Task description.
When you retype the data, keep every line exactly as it appears.

Data for review.
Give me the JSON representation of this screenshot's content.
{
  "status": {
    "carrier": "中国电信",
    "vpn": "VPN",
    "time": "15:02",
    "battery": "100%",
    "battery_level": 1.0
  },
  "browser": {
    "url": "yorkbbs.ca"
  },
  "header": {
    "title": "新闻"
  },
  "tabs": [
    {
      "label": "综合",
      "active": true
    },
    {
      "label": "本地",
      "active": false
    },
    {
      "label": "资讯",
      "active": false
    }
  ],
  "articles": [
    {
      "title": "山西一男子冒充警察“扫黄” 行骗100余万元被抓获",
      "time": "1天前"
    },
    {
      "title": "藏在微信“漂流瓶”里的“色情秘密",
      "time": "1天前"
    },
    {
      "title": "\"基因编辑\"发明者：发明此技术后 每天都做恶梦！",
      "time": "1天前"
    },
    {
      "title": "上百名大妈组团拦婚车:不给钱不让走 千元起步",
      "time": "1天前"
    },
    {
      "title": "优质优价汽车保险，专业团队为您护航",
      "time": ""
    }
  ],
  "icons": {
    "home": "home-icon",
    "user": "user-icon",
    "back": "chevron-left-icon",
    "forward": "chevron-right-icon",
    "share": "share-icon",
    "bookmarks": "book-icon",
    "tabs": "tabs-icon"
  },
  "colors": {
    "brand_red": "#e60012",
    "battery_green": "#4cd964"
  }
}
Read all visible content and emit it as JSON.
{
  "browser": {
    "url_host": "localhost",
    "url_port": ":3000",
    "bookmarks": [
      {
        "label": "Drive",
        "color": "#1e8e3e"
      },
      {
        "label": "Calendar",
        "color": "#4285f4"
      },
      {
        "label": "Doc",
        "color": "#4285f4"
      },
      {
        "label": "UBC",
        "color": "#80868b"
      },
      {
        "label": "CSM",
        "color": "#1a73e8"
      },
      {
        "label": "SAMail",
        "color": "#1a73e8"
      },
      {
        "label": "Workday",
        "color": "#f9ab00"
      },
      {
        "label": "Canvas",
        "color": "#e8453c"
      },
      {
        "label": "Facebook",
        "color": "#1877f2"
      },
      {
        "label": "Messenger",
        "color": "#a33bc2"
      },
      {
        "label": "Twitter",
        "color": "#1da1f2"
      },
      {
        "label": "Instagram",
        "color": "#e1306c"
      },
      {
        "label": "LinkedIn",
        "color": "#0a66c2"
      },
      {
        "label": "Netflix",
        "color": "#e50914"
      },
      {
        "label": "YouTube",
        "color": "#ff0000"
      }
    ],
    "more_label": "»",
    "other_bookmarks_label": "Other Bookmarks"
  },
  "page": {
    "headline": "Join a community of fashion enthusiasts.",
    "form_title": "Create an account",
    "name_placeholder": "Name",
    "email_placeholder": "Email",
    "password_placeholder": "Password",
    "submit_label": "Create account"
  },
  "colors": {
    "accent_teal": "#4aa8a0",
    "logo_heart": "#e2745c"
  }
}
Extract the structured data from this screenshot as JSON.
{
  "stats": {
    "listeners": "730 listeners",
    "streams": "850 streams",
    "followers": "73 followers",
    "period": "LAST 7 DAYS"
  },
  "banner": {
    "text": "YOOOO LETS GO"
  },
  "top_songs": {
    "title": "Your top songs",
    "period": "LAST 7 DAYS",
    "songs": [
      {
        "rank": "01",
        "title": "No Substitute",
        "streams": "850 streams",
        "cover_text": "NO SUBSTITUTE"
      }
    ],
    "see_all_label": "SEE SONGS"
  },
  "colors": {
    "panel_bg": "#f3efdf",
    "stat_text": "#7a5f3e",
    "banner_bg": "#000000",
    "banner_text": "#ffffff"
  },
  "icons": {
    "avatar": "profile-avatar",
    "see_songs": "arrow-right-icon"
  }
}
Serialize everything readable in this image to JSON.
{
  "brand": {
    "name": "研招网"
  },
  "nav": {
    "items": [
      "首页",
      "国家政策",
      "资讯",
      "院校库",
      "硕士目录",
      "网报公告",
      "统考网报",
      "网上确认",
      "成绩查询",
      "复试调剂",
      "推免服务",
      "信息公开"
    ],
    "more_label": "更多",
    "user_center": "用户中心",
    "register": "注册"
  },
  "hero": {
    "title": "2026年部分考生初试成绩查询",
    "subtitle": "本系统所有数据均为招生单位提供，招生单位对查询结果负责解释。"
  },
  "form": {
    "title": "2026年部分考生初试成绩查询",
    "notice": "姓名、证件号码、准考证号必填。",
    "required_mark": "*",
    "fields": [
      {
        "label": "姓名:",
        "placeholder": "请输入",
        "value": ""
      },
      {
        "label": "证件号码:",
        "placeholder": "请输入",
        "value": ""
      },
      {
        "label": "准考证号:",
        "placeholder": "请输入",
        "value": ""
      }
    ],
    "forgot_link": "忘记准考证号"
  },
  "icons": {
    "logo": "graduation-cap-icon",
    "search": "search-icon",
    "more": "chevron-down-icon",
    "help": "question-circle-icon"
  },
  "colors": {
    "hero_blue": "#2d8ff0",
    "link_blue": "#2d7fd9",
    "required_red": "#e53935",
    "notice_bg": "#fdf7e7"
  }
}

Task answer.
Give me the JSON representation of this screenshot's content.
{
  "status": {
    "carrier": "中国电信",
    "vpn": "VPN",
    "time": "15:02",
    "battery": "100%",
    "battery_level": 1.0
  },
  "browser": {
    "url": "yorkbbs.ca"
  },
  "header": {
    "title": "新闻"
  },
  "tabs": [
    {
      "label": "综合",
      "active": true
    },
    {
      "label": "本地",
      "active": false
    },
    {
      "label": "资讯",
      "active": false
    }
  ],
  "articles": [
    {
      "title": "山西一男子冒充警察“扫黄” 行骗100余万元被抓获",
      "time": "1天前"
    },
    {
      "title": "藏在微信“漂流瓶”里的“色情秘密",
      "time": "1天前"
    },
    {
      "title": "\"基因编辑\"发明者：发明此技术后 每天都做恶梦！",
      "time": "1天前"
    },
    {
      "title": "上百名大妈组团拦婚车:不给钱不让走 千元起步",
      "time": "1天前"
    },
    {
      "title": "优质优价汽车保险，专业团队为您护航",
      "time": ""
    }
  ],
  "icons": {
    "home": "home-icon",
    "user": "user-icon",
    "back": "chevron-left-icon",
    "forward": "chevron-right-icon",
    "share": "share-icon",
    "bookmarks": "book-icon",
    "tabs": "tabs-icon"
  },
  "colors": {
    "brand_red": "#e60012",
    "battery_green": "#4cd964"
  }
}
Read all visible content and emit it as JSON.
{
  "browser": {
    "url_host": "localhost",
    "url_port": ":3000",
    "bookmarks": [
      {
        "label": "Drive",
        "color": "#1e8e3e"
      },
      {
        "label": "Calendar",
        "color": "#4285f4"
      },
      {
        "label": "Doc",
        "color": "#4285f4"
      },
      {
        "label": "UBC",
        "color": "#80868b"
      },
      {
        "label": "CSM",
        "color": "#1a73e8"
      },
      {
        "label": "SAMail",
        "color": "#1a73e8"
      },
      {
        "label": "Workday",
        "color": "#f9ab00"
      },
      {
        "label": "Canvas",
        "color": "#e8453c"
      },
      {
        "label": "Facebook",
        "color": "#1877f2"
      },
      {
        "label": "Messenger",
        "color": "#a33bc2"
      },
      {
        "label": "Twitter",
        "color": "#1da1f2"
      },
      {
        "label": "Instagram",
        "color": "#e1306c"
      },
      {
        "label": "LinkedIn",
        "color": "#0a66c2"
      },
      {
        "label": "Netflix",
        "color": "#e50914"
      },
      {
        "label": "YouTube",
        "color": "#ff0000"
      }
    ],
    "more_label": "»",
    "other_bookmarks_label": "Other Bookmarks"
  },
  "page": {
    "headline": "Join a community of fashion enthusiasts.",
    "form_title": "Create an account",
    "name_placeholder": "Name",
    "email_placeholder": "Email",
    "password_placeholder": "Password",
    "submit_label": "Create account"
  },
  "colors": {
    "accent_teal": "#4aa8a0",
    "logo_heart": "#e2745c"
  }
}
Extract the structured data from this screenshot as JSON.
{
  "stats": {
    "listeners": "730 listeners",
    "streams": "850 streams",
    "followers": "73 followers",
    "period": "LAST 7 DAYS"
  },
  "banner": {
    "text": "YOOOO LETS GO"
  },
  "top_songs": {
    "title": "Your top songs",
    "period": "LAST 7 DAYS",
    "songs": [
      {
        "rank": "01",
        "title": "No Substitute",
        "streams": "850 streams",
        "cover_text": "NO SUBSTITUTE"
      }
    ],
    "see_all_label": "SEE SONGS"
  },
  "colors": {
    "panel_bg": "#f3efdf",
    "stat_text": "#7a5f3e",
    "banner_bg": "#000000",
    "banner_text": "#ffffff"
  },
  "icons": {
    "avatar": "profile-avatar",
    "see_songs": "arrow-right-icon"
  }
}
Serialize everything readable in this image to JSON.
{
  "brand": {
    "name": "研招网"
  },
  "nav": {
    "items": [
      "首页",
      "国家政策",
      "资讯",
      "院校库",
      "硕士目录",
      "网报公告",
      "统考网报",
      "网上确认",
      "成绩查询",
      "复试调剂",
      "推免服务",
      "信息公开"
    ],
    "more_label": "更多",
    "user_center": "用户中心",
    "register": "注册"
  },
  "hero": {
    "title": "2026年部分考生初试成绩查询",
    "subtitle": "本系统所有数据均为招生单位提供，招生单位对查询结果负责解释。"
  },
  "form": {
    "title": "2026年部分考生初试成绩查询",
    "notice": "姓名、证件号码、准考证号必填。",
    "required_mark": "*",
    "fields": [
      {
        "label": "姓名:",
        "placeholder": "请输入",
        "value": ""
      },
      {
        "label": "证件号码:",
        "placeholder": "请输入",
        "value": ""
      },
      {
        "label": "准考证号:",
        "placeholder": "请输入",
        "value": ""
      }
    ],
    "forgot_link": "忘记准考证号"
  },
  "icons": {
    "logo": "graduation-cap-icon",
    "search": "search-icon",
    "more": "chevron-down-icon",
    "help": "question-circle-icon"
  },
  "colors": {
    "hero_blue": "#2d8ff0",
    "link_blue": "#2d7fd9",
    "required_red": "#e53935",
    "notice_bg": "#fdf7e7"
  }
}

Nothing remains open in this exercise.